Shoprite Group, South Africa’s largest retailer, which also operates in Ghana, has quietly launched a basic transactional bank account linked to its Xtra Savings rewards cards.
With more than 20 million of these in issue across the Checkers and Shoprite brands, customers need only to register for the Money Market Account to enable banking on their existing cards.
The Money Market Account, which was launched in August last year, has over 530,000 customers, which the group says indicates that “customers see its value”. The group has 24 million unique customers in South Africa alone.
Access to the basic, no-frills account is via the group’s mobile channels (via the Shoprite app, USSD or WhatsApp). Prior to last month, the account only enabled customers to deposit funds to buy groceries and pay utility bills.
Now, through a partnership with Grindrod Bank, customers are able to send money to others and withdraw cash at the retailer’s stores. Registering for an account is simple: An SA ID or passport and cellphone number is all that is required.
This account is effectively operating on a regulatory framework designed for “wallets”. This has less stringent requirements when it comes to the Financial Intelligence Centre Act (Fica) – the Money Market Account does not require Fica registration.
There are, however, limits in place to prevent these kinds of accounts being used for money laundering: Account balances cannot exceed R25 000 at any time and there is a daily limit of R5 000 each for cash withdrawals, cash deposits and transfers.
Linked to a cellphone
FNB has used a similar approach to enhance its eWallet proposition, extending it to the Easy Zero account (which basically operates on the eWallet platform, but also comes with a card).
These limited accounts have one key difference from a normal bank account – they are linked directly to the account holder’s cellphone number. This means they do not interact with the national payments system, so do not offer debit orders or EFT functionality.

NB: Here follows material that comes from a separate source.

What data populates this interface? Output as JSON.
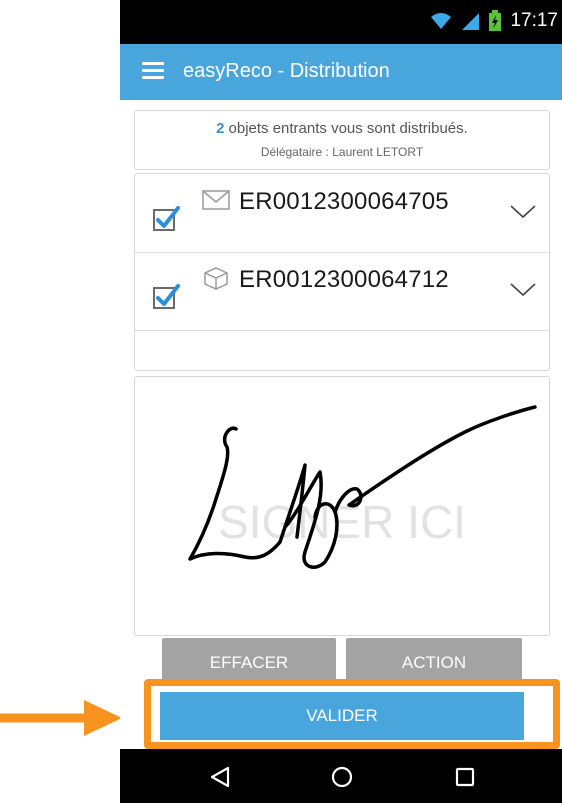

Shoprite positions this as a positive on the account website, saying: “Your money is your money … no debit orders or deductions.”
The group has a hard-hitting launch offer which gives customers R10 back for every R100 they spend in-store. The account has only a single fee: R5 for withdrawing cash at the retailer’s till points. This is smart as it disincentivises withdrawals, keeping more cash in its account ecosystem (and available to spend in-store).
Every other transaction – including deposits, sending money, purchases in store and prepaid airtime/electricity purchases – is free. At this point, the linked Xtra Savings accounts can only be used for purchases made at the group’s stores. If an account has no activity for 180 days, a fee of R5/month is charged.
The group is aggressively targeting businesses that disburse cash to staff, with zero fees on all disbursements. Floats are loaded, disbursed and reported on for free, and businesses will interact with a personal account manager. The group is carrying these costs to ensure it gets more cash (digitally) into its ecosystem, as it means a greater likelihood of this being spent at its stores.
Jean Olivier, GM of financial services at Shoprite Group, said: “The development and roll-out of the account has been driven entirely by customer needs. They wanted a straightforward account which allows them to be in full control of their money and does not surprise them with any hidden fees.”
Adding this functionality to the accounts has the potential to meaningfully disrupt the market, particularly at the lower end
The group added the linked card functionality following feedback from customers. It said “customers like transacting with their phones, but also with a card, and some raised concerns about how to access their Money Market Account if their phone battery went dead or they forgot their phones”.
Adding this functionality to the accounts has the potential to meaningfully disrupt the market, particularly at the lower end. It could see economically active customers who currently rely on normal basic bank accounts (like Capitec, new entrants and those from larger rivals) shift some of their purchasing activity onto this account.
Simple transactions like airtime purchases often attract a fee (50c or R1) on many of the “normal” bank accounts. Shifting those transactions to the Money Market Account will have a material impact for lower-income earners.
For those who rely on money from relatives and have very basic transactional requirements (buying groceries, withdrawing cash), this is an even cheaper way to transact.
For the retailer, shifting customer purchases from other banks to the Money Market Account has the obvious advantage of it no longer having to pay interchange fees on these transactions. On a large active user base, this amount will be material.
Shoprite Group maintains that while the Money Market Account has increased its banking functionality, it “has no intention of becoming a fully fledged bank, but rather to use its size and reach and technology to provide basic transactional banking and solve basic transactional banking issues for its customers”.
Becoming a bank would be an enormous step for the retailer as it would require a license and that subsidiary would have certain capital requirements. This is almost certainly off the table for the foreseeable future.
Far more interesting is what a slightly more fully fledged transactional bank account proposition, still utilising Grindrod Bank’s licence and technology, might look like.